RECORDS SHOWN =
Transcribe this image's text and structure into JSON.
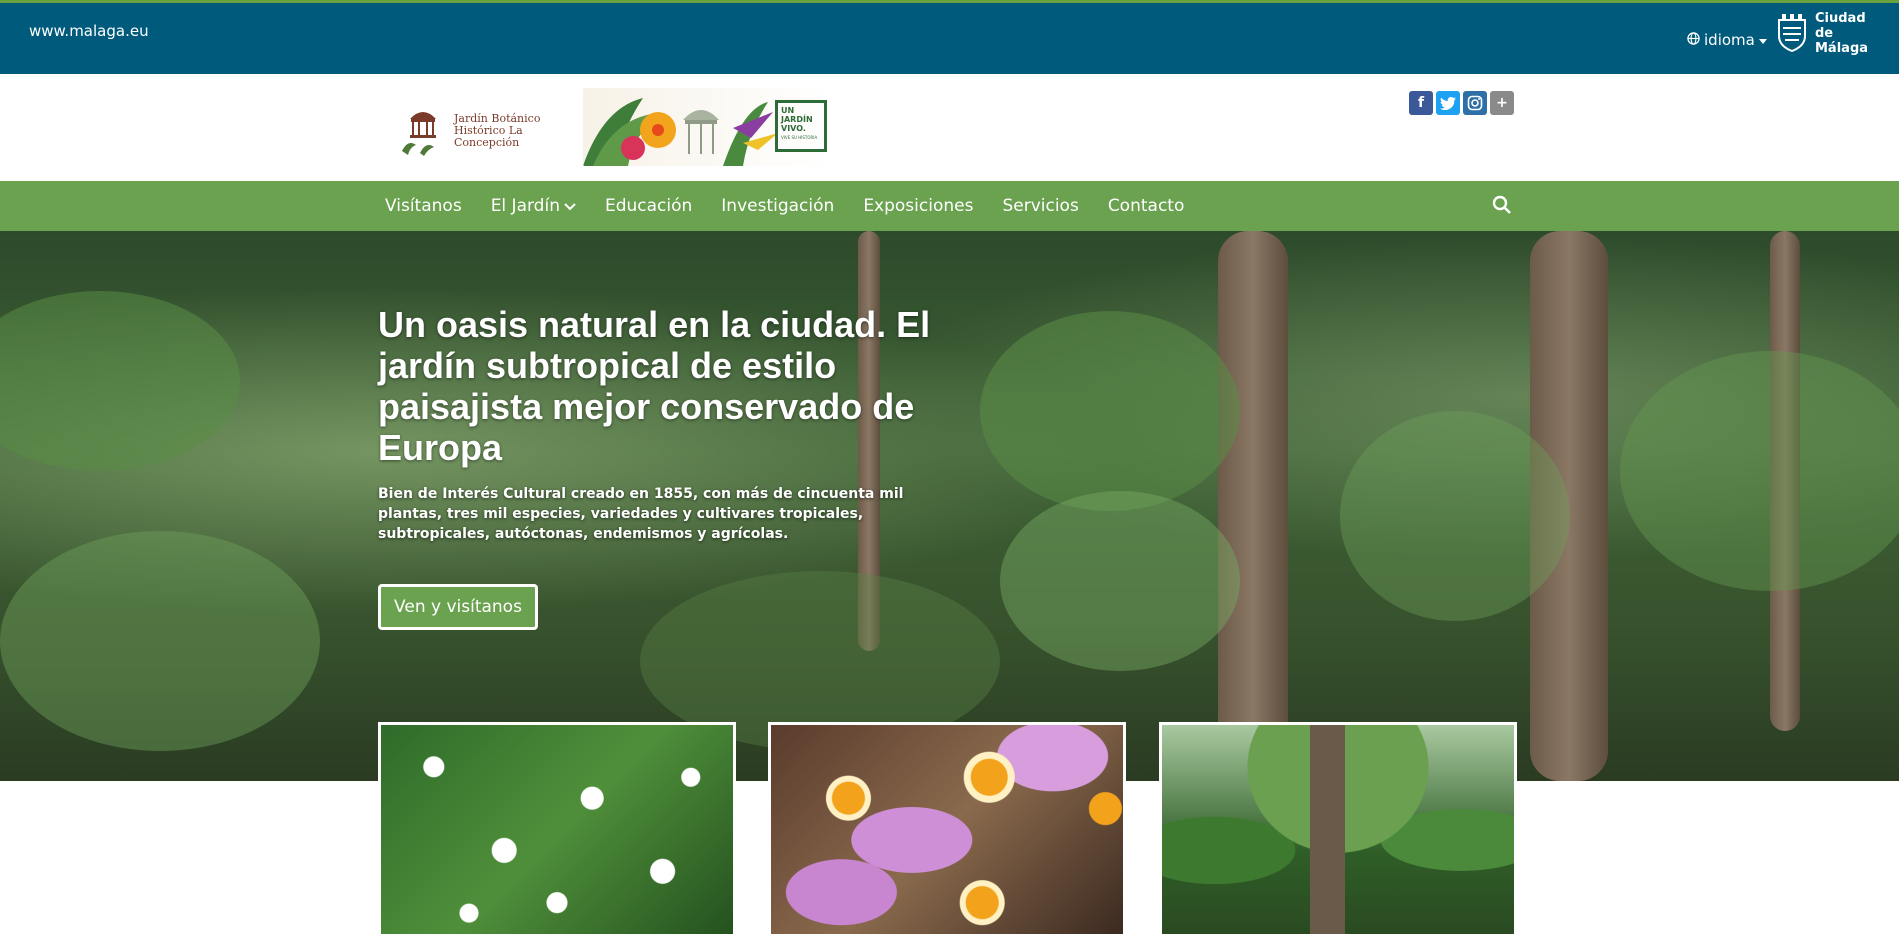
{
  "topbar": {
    "site_link": "www.malaga.eu",
    "language_label": "idioma",
    "city_label": "Ciudad de Málaga"
  },
  "header": {
    "logo_text": "Jardín Botánico Histórico La Concepción",
    "banner_slogan": "UN JARDÍN VIVO.",
    "banner_slogan_small": "VIVE SU HISTORIA",
    "social_icons": [
      "facebook-icon",
      "twitter-icon",
      "instagram-icon",
      "plus-icon"
    ]
  },
  "nav": {
    "items": [
      {
        "label": "Visítanos"
      },
      {
        "label": "El Jardín"
      },
      {
        "label": "Educación"
      },
      {
        "label": "Investigación"
      },
      {
        "label": "Exposiciones"
      },
      {
        "label": "Servicios"
      },
      {
        "label": "Contacto"
      }
    ]
  },
  "hero": {
    "title": "Un oasis natural en la ciudad. El jardín subtropical de estilo paisajista mejor conservado de Europa",
    "subtitle": "Bien de Interés Cultural creado en 1855, con más de cincuenta mil plantas, tres mil especies, variedades y cultivares tropicales, subtropicales, autóctonas, endemismos y agrícolas.",
    "button_label": "Ven y visítanos"
  },
  "colors": {
    "topbar": "#005a7c",
    "nav": "#6aa24f",
    "accent": "#6aa23f",
    "facebook": "#3b5998",
    "twitter": "#1da1f2",
    "instagram": "#2e6fa7",
    "plus": "#8a8a8a"
  }
}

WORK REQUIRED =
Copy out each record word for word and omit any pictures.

EXERCISE OUTPUT =
Transcribe this image's text and structure into JSON.
{
  "topbar": {
    "site_link": "www.malaga.eu",
    "language_label": "idioma",
    "city_label": "Ciudad de Málaga"
  },
  "header": {
    "logo_text": "Jardín Botánico Histórico La Concepción",
    "banner_slogan": "UN JARDÍN VIVO.",
    "banner_slogan_small": "VIVE SU HISTORIA",
    "social_icons": [
      "facebook-icon",
      "twitter-icon",
      "instagram-icon",
      "plus-icon"
    ]
  },
  "nav": {
    "items": [
      {
        "label": "Visítanos"
      },
      {
        "label": "El Jardín"
      },
      {
        "label": "Educación"
      },
      {
        "label": "Investigación"
      },
      {
        "label": "Exposiciones"
      },
      {
        "label": "Servicios"
      },
      {
        "label": "Contacto"
      }
    ]
  },
  "hero": {
    "title": "Un oasis natural en la ciudad. El jardín subtropical de estilo paisajista mejor conservado de Europa",
    "subtitle": "Bien de Interés Cultural creado en 1855, con más de cincuenta mil plantas, tres mil especies, variedades y cultivares tropicales, subtropicales, autóctonas, endemismos y agrícolas.",
    "button_label": "Ven y visítanos"
  },
  "colors": {
    "topbar": "#005a7c",
    "nav": "#6aa24f",
    "accent": "#6aa23f",
    "facebook": "#3b5998",
    "twitter": "#1da1f2",
    "instagram": "#2e6fa7",
    "plus": "#8a8a8a"
  }
}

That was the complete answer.